§ YOUR TASK: Among the lines below, how many have the string "text" in them? Only the number is wanted.

========================================================================

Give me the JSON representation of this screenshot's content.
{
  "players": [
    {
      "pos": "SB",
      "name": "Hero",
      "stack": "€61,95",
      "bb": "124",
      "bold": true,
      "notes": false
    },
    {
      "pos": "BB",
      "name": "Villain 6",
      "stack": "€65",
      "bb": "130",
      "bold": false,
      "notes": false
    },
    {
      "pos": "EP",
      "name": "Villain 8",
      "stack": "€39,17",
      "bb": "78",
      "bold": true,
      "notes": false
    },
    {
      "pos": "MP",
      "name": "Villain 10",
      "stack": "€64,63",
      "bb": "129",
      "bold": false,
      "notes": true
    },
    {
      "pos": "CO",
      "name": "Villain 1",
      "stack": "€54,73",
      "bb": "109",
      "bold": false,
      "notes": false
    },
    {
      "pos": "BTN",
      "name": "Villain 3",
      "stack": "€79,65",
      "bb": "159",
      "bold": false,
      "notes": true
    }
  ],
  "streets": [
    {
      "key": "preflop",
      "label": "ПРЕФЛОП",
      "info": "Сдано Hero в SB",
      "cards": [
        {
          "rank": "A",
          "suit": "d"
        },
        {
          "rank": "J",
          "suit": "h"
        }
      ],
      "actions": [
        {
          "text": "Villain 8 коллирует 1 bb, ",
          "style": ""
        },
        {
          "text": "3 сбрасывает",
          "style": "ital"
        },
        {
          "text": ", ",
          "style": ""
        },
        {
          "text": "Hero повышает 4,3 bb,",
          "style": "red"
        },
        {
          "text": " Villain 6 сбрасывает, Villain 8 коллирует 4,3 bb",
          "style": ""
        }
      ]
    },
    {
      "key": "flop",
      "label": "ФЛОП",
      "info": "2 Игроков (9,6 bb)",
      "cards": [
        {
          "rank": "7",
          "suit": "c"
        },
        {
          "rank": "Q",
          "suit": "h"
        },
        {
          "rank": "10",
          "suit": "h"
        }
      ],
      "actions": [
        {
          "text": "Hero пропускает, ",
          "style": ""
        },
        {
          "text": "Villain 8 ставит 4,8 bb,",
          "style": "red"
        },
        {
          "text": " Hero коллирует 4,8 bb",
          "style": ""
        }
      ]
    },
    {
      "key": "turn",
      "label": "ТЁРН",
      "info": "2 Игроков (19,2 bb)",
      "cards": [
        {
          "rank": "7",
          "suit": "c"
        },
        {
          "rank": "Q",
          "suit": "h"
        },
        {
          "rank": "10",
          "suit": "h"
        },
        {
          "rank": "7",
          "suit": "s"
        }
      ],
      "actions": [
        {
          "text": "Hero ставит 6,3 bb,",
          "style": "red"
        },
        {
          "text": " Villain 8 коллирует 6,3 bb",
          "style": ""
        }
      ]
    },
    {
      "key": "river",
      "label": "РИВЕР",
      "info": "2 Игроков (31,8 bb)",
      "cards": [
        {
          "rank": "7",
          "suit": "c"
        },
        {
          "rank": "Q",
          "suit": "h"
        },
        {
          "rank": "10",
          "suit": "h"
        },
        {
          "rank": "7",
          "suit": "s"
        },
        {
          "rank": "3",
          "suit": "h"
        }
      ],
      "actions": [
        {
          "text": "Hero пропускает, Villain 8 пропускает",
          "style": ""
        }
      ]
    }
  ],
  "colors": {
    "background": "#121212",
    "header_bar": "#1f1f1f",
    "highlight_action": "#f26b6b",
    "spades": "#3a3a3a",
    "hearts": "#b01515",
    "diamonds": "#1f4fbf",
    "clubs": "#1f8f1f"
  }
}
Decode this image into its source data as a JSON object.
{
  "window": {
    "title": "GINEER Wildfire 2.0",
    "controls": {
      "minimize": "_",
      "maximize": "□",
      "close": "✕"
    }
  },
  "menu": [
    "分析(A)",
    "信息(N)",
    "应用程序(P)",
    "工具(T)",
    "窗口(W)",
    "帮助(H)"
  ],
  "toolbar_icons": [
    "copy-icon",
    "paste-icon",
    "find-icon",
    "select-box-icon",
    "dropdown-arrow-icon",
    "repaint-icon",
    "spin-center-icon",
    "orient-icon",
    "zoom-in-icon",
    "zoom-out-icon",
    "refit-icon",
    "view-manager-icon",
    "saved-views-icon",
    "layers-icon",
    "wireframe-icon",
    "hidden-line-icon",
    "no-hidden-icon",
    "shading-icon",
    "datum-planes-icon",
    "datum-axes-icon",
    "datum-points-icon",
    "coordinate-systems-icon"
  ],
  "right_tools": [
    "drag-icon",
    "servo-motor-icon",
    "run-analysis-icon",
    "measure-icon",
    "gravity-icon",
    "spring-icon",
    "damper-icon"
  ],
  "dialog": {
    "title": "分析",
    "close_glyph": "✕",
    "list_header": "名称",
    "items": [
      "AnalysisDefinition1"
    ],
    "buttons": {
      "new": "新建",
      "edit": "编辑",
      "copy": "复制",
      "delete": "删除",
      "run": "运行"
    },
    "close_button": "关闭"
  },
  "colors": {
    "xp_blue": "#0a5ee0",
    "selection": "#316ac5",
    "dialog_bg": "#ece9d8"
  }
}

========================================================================

§ SOLUTION TO THE EXERCISE: 11